■ Your instructions ■
Word for word, repeat each line of the listing below.

■ Task inputs ■
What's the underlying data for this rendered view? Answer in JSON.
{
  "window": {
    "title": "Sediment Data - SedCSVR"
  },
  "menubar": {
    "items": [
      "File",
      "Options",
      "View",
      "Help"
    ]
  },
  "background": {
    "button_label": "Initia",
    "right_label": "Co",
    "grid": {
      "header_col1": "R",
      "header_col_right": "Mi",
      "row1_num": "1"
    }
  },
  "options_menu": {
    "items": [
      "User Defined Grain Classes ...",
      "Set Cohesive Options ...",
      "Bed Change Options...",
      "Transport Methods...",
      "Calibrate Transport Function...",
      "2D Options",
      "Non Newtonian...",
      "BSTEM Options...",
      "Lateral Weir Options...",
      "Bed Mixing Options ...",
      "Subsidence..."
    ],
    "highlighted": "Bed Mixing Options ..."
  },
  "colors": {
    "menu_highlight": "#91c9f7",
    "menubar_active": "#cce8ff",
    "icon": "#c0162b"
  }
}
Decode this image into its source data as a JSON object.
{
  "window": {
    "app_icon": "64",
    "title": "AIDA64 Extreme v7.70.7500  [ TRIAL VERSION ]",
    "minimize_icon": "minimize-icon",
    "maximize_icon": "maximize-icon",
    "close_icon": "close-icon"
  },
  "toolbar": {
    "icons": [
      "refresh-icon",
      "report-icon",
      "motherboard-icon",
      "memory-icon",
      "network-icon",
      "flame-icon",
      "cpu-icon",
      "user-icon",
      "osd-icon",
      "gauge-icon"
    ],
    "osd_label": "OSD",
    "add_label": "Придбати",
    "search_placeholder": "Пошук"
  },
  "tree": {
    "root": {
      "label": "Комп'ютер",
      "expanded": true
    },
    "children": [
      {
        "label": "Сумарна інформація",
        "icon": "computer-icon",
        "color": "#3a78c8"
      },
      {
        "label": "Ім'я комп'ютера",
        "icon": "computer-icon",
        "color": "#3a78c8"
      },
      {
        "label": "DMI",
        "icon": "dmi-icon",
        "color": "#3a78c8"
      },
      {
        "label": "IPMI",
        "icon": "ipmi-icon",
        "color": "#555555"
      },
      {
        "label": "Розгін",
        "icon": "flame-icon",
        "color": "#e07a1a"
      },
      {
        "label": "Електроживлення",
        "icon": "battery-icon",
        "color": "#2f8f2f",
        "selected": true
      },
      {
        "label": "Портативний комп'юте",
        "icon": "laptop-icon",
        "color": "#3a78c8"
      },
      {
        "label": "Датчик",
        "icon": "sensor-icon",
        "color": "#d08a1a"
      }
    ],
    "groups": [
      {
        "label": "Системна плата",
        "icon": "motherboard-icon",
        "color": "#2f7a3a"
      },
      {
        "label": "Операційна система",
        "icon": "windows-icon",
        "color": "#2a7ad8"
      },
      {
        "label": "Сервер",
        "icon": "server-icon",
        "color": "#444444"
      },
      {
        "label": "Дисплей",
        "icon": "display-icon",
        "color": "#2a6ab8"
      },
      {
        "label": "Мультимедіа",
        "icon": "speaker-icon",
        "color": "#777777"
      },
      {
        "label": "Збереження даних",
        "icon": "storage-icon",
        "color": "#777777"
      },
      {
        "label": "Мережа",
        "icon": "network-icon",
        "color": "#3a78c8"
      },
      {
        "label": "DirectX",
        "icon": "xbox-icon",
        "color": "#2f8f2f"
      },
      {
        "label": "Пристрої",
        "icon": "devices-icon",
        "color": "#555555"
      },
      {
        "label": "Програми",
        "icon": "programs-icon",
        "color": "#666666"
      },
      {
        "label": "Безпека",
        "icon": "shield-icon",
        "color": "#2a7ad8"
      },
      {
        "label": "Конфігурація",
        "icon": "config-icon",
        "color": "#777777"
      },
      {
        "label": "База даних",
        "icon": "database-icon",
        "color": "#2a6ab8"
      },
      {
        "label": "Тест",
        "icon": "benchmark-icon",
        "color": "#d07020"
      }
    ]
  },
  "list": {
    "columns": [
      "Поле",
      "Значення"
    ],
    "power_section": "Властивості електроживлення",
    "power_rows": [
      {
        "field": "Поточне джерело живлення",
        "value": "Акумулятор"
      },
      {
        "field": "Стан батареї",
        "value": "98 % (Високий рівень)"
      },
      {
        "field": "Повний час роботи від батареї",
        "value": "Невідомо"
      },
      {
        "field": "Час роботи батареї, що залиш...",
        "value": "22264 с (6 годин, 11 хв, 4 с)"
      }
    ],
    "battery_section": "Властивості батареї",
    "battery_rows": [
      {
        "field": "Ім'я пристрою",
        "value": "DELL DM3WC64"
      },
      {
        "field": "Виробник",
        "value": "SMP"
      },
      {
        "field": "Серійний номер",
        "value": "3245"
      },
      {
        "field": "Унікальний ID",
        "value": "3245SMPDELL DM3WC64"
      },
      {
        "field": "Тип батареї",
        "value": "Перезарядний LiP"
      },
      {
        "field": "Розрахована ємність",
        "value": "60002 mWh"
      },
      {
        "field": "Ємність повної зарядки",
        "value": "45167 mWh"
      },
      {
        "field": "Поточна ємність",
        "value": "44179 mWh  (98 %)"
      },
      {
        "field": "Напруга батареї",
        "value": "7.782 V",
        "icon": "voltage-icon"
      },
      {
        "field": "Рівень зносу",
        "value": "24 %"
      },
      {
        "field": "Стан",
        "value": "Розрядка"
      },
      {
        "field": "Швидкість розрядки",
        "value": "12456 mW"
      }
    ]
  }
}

■ Task solution ■
What's the underlying data for this rendered view? Answer in JSON.
{
  "window": {
    "title": "Sediment Data - SedCSVR"
  },
  "menubar": {
    "items": [
      "File",
      "Options",
      "View",
      "Help"
    ]
  },
  "background": {
    "button_label": "Initia",
    "right_label": "Co",
    "grid": {
      "header_col1": "R",
      "header_col_right": "Mi",
      "row1_num": "1"
    }
  },
  "options_menu": {
    "items": [
      "User Defined Grain Classes ...",
      "Set Cohesive Options ...",
      "Bed Change Options...",
      "Transport Methods...",
      "Calibrate Transport Function...",
      "2D Options",
      "Non Newtonian...",
      "BSTEM Options...",
      "Lateral Weir Options...",
      "Bed Mixing Options ...",
      "Subsidence..."
    ],
    "highlighted": "Bed Mixing Options ..."
  },
  "colors": {
    "menu_highlight": "#91c9f7",
    "menubar_active": "#cce8ff",
    "icon": "#c0162b"
  }
}
Decode this image into its source data as a JSON object.
{
  "window": {
    "app_icon": "64",
    "title": "AIDA64 Extreme v7.70.7500  [ TRIAL VERSION ]",
    "minimize_icon": "minimize-icon",
    "maximize_icon": "maximize-icon",
    "close_icon": "close-icon"
  },
  "toolbar": {
    "icons": [
      "refresh-icon",
      "report-icon",
      "motherboard-icon",
      "memory-icon",
      "network-icon",
      "flame-icon",
      "cpu-icon",
      "user-icon",
      "osd-icon",
      "gauge-icon"
    ],
    "osd_label": "OSD",
    "add_label": "Придбати",
    "search_placeholder": "Пошук"
  },
  "tree": {
    "root": {
      "label": "Комп'ютер",
      "expanded": true
    },
    "children": [
      {
        "label": "Сумарна інформація",
        "icon": "computer-icon",
        "color": "#3a78c8"
      },
      {
        "label": "Ім'я комп'ютера",
        "icon": "computer-icon",
        "color": "#3a78c8"
      },
      {
        "label": "DMI",
        "icon": "dmi-icon",
        "color": "#3a78c8"
      },
      {
        "label": "IPMI",
        "icon": "ipmi-icon",
        "color": "#555555"
      },
      {
        "label": "Розгін",
        "icon": "flame-icon",
        "color": "#e07a1a"
      },
      {
        "label": "Електроживлення",
        "icon": "battery-icon",
        "color": "#2f8f2f",
        "selected": true
      },
      {
        "label": "Портативний комп'юте",
        "icon": "laptop-icon",
        "color": "#3a78c8"
      },
      {
        "label": "Датчик",
        "icon": "sensor-icon",
        "color": "#d08a1a"
      }
    ],
    "groups": [
      {
        "label": "Системна плата",
        "icon": "motherboard-icon",
        "color": "#2f7a3a"
      },
      {
        "label": "Операційна система",
        "icon": "windows-icon",
        "color": "#2a7ad8"
      },
      {
        "label": "Сервер",
        "icon": "server-icon",
        "color": "#444444"
      },
      {
        "label": "Дисплей",
        "icon": "display-icon",
        "color": "#2a6ab8"
      },
      {
        "label": "Мультимедіа",
        "icon": "speaker-icon",
        "color": "#777777"
      },
      {
        "label": "Збереження даних",
        "icon": "storage-icon",
        "color": "#777777"
      },
      {
        "label": "Мережа",
        "icon": "network-icon",
        "color": "#3a78c8"
      },
      {
        "label": "DirectX",
        "icon": "xbox-icon",
        "color": "#2f8f2f"
      },
      {
        "label": "Пристрої",
        "icon": "devices-icon",
        "color": "#555555"
      },
      {
        "label": "Програми",
        "icon": "programs-icon",
        "color": "#666666"
      },
      {
        "label": "Безпека",
        "icon": "shield-icon",
        "color": "#2a7ad8"
      },
      {
        "label": "Конфігурація",
        "icon": "config-icon",
        "color": "#777777"
      },
      {
        "label": "База даних",
        "icon": "database-icon",
        "color": "#2a6ab8"
      },
      {
        "label": "Тест",
        "icon": "benchmark-icon",
        "color": "#d07020"
      }
    ]
  },
  "list": {
    "columns": [
      "Поле",
      "Значення"
    ],
    "power_section": "Властивості електроживлення",
    "power_rows": [
      {
        "field": "Поточне джерело живлення",
        "value": "Акумулятор"
      },
      {
        "field": "Стан батареї",
        "value": "98 % (Високий рівень)"
      },
      {
        "field": "Повний час роботи від батареї",
        "value": "Невідомо"
      },
      {
        "field": "Час роботи батареї, що залиш...",
        "value": "22264 с (6 годин, 11 хв, 4 с)"
      }
    ],
    "battery_section": "Властивості батареї",
    "battery_rows": [
      {
        "field": "Ім'я пристрою",
        "value": "DELL DM3WC64"
      },
      {
        "field": "Виробник",
        "value": "SMP"
      },
      {
        "field": "Серійний номер",
        "value": "3245"
      },
      {
        "field": "Унікальний ID",
        "value": "3245SMPDELL DM3WC64"
      },
      {
        "field": "Тип батареї",
        "value": "Перезарядний LiP"
      },
      {
        "field": "Розрахована ємність",
        "value": "60002 mWh"
      },
      {
        "field": "Ємність повної зарядки",
        "value": "45167 mWh"
      },
      {
        "field": "Поточна ємність",
        "value": "44179 mWh  (98 %)"
      },
      {
        "field": "Напруга батареї",
        "value": "7.782 V",
        "icon": "voltage-icon"
      },
      {
        "field": "Рівень зносу",
        "value": "24 %"
      },
      {
        "field": "Стан",
        "value": "Розрядка"
      },
      {
        "field": "Швидкість розрядки",
        "value": "12456 mW"
      }
    ]
  }
}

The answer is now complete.